  • The outlook on property was part of a challenging assessment of the credit-worthiness of the emirate
  • S&P was generally comfortable with the credit ratings of the emirate’s banking system

DUBAI: S&P Global, the ratings agency, painted a grim picture for the real estate sector in Dubai, with a meaningful recovery in property prices expected only after 2022.
At a presentation to journalists in the Dubai International Financial Center, S&P analyst Sapna Jagtiani said that under the firm’s “base case scenario,” the Dubai real estate market would fall by between 5 and 10 percent this year, roughly the same as the fall in 2018, which would bring property prices to the levels seen at the bottom of the last cycle in 2010, in the aftermath of the global financial crisis.
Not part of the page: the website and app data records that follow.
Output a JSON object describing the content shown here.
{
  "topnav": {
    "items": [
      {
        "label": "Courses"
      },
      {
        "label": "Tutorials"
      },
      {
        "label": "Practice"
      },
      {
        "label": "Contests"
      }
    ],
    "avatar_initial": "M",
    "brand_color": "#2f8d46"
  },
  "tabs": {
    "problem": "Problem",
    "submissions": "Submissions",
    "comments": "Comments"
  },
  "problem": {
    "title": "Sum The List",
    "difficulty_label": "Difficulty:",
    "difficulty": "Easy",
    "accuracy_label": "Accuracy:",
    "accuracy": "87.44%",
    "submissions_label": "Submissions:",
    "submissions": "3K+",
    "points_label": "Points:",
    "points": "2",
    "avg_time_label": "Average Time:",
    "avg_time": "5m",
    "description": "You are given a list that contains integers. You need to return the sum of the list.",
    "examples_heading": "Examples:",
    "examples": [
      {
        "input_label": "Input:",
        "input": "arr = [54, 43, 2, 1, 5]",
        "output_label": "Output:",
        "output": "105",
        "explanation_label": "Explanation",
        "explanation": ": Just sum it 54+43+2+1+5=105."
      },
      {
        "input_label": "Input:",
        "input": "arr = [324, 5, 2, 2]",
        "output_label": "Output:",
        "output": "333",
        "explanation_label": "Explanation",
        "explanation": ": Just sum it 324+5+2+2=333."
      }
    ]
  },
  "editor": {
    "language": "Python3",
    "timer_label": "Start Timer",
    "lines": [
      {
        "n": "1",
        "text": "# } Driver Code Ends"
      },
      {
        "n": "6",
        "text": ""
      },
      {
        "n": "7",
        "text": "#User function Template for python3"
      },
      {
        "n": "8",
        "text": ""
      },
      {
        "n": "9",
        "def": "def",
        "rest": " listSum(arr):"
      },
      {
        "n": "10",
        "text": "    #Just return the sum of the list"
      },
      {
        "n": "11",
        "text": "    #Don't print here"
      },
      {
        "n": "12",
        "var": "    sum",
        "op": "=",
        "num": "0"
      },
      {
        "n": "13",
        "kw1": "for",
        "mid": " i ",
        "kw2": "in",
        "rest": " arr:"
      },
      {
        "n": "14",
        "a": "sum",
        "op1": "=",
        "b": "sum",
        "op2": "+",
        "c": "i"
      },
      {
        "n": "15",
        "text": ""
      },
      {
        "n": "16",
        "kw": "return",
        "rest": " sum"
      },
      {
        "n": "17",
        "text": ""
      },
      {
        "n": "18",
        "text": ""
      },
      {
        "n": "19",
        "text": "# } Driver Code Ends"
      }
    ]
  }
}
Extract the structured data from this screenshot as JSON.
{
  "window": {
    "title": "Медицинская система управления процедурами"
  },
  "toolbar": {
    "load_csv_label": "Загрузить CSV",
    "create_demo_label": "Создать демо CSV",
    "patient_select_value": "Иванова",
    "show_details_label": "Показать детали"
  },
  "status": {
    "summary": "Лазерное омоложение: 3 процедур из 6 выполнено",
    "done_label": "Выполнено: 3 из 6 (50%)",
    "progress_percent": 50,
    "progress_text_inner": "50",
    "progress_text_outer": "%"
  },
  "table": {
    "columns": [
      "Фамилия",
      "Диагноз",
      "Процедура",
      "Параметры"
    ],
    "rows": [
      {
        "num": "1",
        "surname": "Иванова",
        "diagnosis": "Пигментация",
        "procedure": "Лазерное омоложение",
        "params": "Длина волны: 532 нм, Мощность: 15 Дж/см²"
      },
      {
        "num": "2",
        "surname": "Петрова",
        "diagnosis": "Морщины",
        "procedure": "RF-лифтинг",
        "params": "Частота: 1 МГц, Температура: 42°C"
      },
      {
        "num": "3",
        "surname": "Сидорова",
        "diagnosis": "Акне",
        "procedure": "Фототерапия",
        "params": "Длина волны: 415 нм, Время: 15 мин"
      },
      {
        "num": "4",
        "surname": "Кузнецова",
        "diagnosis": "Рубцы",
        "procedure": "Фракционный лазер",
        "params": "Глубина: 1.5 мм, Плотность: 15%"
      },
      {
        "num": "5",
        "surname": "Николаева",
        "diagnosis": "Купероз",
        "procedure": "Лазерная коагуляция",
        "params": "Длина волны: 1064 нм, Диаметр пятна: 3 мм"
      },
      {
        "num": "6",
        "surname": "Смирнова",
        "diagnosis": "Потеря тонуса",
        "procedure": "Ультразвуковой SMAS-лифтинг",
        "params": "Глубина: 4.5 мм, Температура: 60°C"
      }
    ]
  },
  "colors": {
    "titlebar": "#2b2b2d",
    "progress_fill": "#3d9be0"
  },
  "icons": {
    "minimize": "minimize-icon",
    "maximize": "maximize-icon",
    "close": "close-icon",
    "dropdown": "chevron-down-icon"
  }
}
“On the real estate side we continue to have a very grim view of the market. While we expect prices to broadly stabilize in 2020, we don’t see a meaningful recovery in 2021. Relative to the previous recovery cycle, we believe it will take longer time for prices to display a meaningful recovery,” she said.
S&P’s verdict adds to several recent pessimistic assessments of the Dubai real estate market. Jagtiani said that conditions in the other big UAE property market, in Abu Dhabi, were not as negative, because “Abu Dhabi never did ramp up as much in 2014 and 2015 as Dubai.” S&P does not rate developers in the capital.
She added that a “stress scenario” could arise if government and royal family related developers — such as Emaar Properties, Meraas, Dubai Properties and Nakheel — which have attractive land banks and economies of scale, continue to launch new developments.
“In such a scenario, we think residential real estate prices could decline by 10-15 percent in 2019 and a further 5-10 percent in 2020. In this case, we expect no upside for Dubai residential real estate prices in 2021, as we expect it will take a while for the market to absorb oversupply,” she said.
S&P recently downgraded Damac, one of the biggest Dubai-based developers, to BB- rating, on weak market prospects.
However, Jagtiani said that, despite the “significant oversupply” from existing projects, several factors should held stabilize the market: Few, if any, major product launches; improved affordability and “bargain hunting” by bulk buyers; and a resurgence of Asian, especially Chinese, investor interest in the market.
Jagtiani also said that government measures such as new ownership and visa regulations and reduction in government fees could help prevent prices falling more sharply, as well as “increased economic activity related to Dubai Expo 2020, which is expected to attract about 25 million visitors to the emirate.”
The outlook on property was part of a challenging assessment of the credit-worthiness of the emirate. “In our view, credit conditions deteriorated in Dubai in 2018, reducing the government’s ability to provide extraordinary financial support to its government related entities (GREs) if needed,” S&P said in a report. “The negative outlook on Dubai Electricity and Water
Authority (DEWA) partly reflects our concern that a real estate downturn beyond our base case could out increased pressure on government finances,” the report said.
It pointed out that about 70 percent of government revenues come from non-tax sources, including land transfer and mortgage registration fees, as well as charges for housing and municipality liabilities, as well as dividends from real estate developers it controls, like Emaar and Nakheel.
S&P was generally comfortable with the credit ratings of the emirate’s banking system, which has an estimated 20 percent exposure to real estate. “Banks in the UAE tend to generally display a good level of profitability and capitalization, giving them a good margin to absorb a moderate increase in risks,” the report said.